## Your objective
Looking through the records below, please work out how many lines contain "ffffff". Give only that number.

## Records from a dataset
== Segment start ==

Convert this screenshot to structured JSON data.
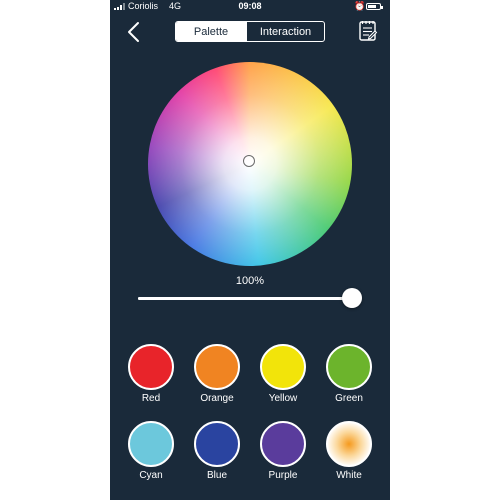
{
  "status_bar": {
    "carrier": "Coriolis",
    "network": "4G",
    "time": "09:08"
  },
  "nav": {
    "tabs": [
      {
        "label": "Palette",
        "selected": true
      },
      {
        "label": "Interaction",
        "selected": false
      }
    ]
  },
  "brightness": {
    "label": "100%",
    "value": 1.0
  },
  "colors": {
    "background": "#1a2a3a",
    "accent": "#ffffff"
  },
  "presets": [
    {
      "label": "Red",
      "color": "#e8242a"
    },
    {
      "label": "Orange",
      "color": "#f08422"
    },
    {
      "label": "Yellow",
      "color": "#f2e40a"
    },
    {
      "label": "Green",
      "color": "#6cb42c"
    },
    {
      "label": "Cyan",
      "color": "#6cc8dc"
    },
    {
      "label": "Blue",
      "color": "#2a44a0"
    },
    {
      "label": "Purple",
      "color": "#5a3c9c"
    },
    {
      "label": "White",
      "color": "radial-gradient(circle, #f59a1e 0%, #fbd79a 40%, #ffffff 75%)"
    }
  ]
}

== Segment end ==

## Problem solution
2